Timeline of ROP Development
Helping Babies with ROP Caused by Medical Negligence
Retinopathy of prematurity (ROP) is an eye condition that primarily effects premature babies born before 30 weeks of gestation. Children who weigh 3 pounds or less face an elevated risk of ROP. In many cases, children overcome ROP without any lasting effects. However, there are several thousand cases every year in the United States where ROP presents a significant risk to the child’s health. In these cases, if the treating physicians fail to act promptly, it could then result in permanent baby blindness.
Richard M. Shapiro helps the small section of the population dealing with unjust and preventable ROP blindness. He has helped many families find ways to compensate for medical bills and the emotional costs of losing a child’s eyesight due to medical malpractice.
ROP Blindness is Preventable
As the stages of ROP show, once the condition goes beyond Stage 3, your child is at a dangerous risk of becoming blind. As soon as you discover that your child is at risk of a premature birth, ask your doctor immediately about how you can prevent blindness from ROP.
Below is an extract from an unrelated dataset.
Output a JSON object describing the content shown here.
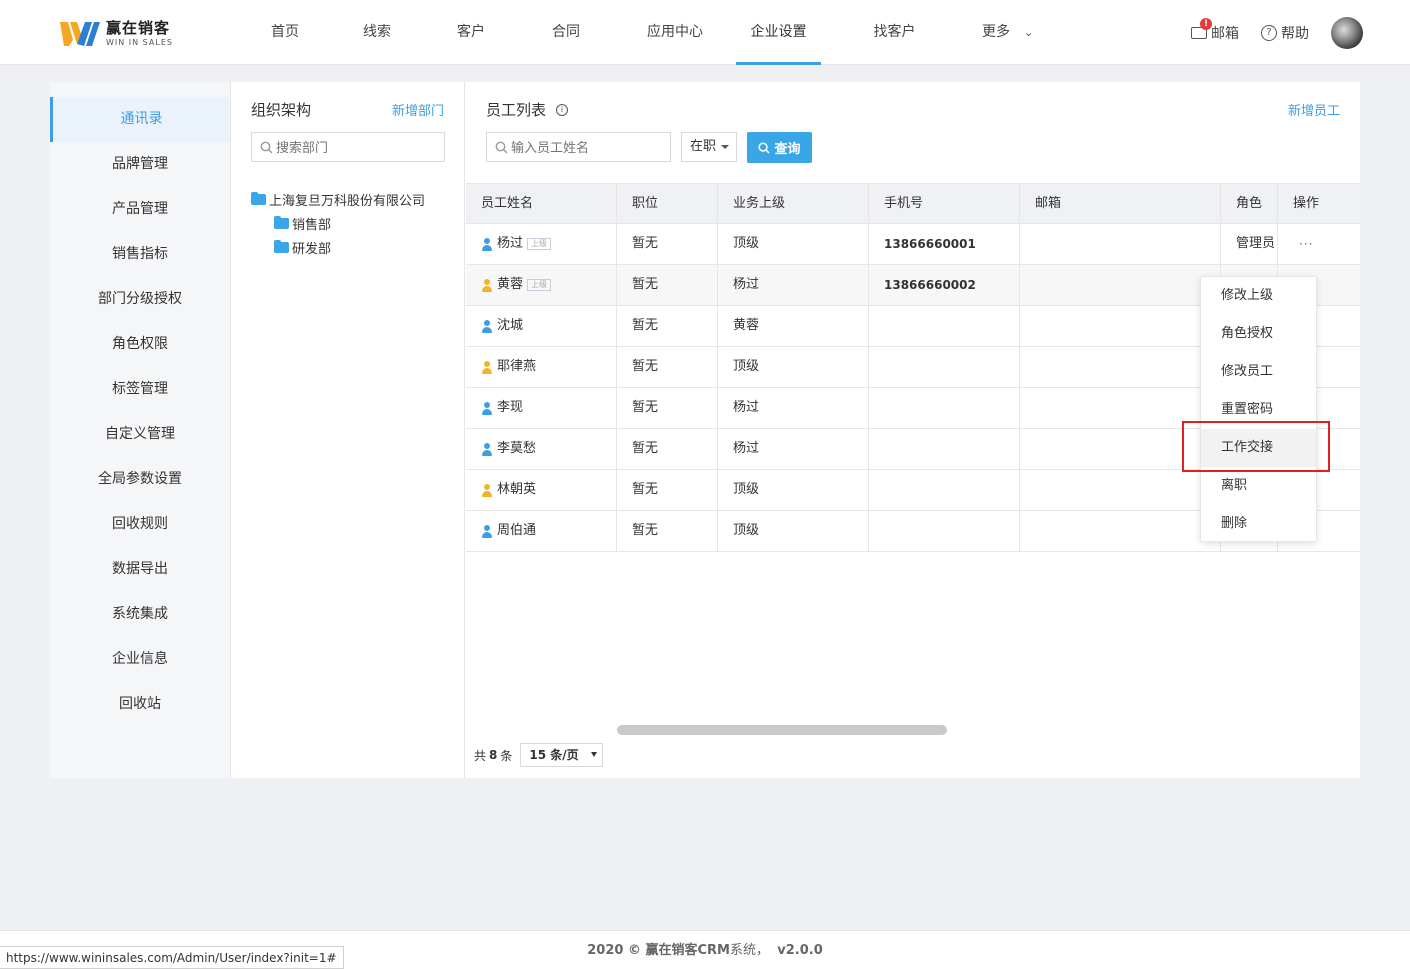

How Many Follow-up Appointments Do I Need for ROP?
The amount of follow-up screenings is different for every situation. Depending on the stage and zone of your child’s ROP, he or she could need up to four sessions. The American Academy of Pediatrics recommends follow-ups for the following stages and zones of ROP:
One week or less following birth for:
- Stage 1 or 2, Zone 1
- Stage 3, Zone 2
- Immature vascularization (process of forming blood vessels) in Zone 1
- Immature retina extends into posterior Zone 2
- Potentially aggressive posterior ROP
One to two weeks later for:
- Stage 2, Zone 2
- Immature vascularization, posterior Zone 2
- Unequivocally regressing ROP, Zone 1
Two weeks later for:
- Stage 1, Zone 2
- Immature vascularization: Zone 2, no ROP
- Unequivocally regressing ROP, Zone 2
Two to three weeks later for:
- Stage 1 or 2, Zone 3
- Regressing ROP, Zone 3
ROP Education and Action Saves Sight for a Blind Baby
When you follow through on the most efficient procedures for ROP treatment, you can nearly eliminate the chances of your child being a blind baby. If your doctor, hospital or pediatric ophthalmologist did not follow the acceptable standards or procedures, schedule a free consultation with us and we will let you know about your options going forward.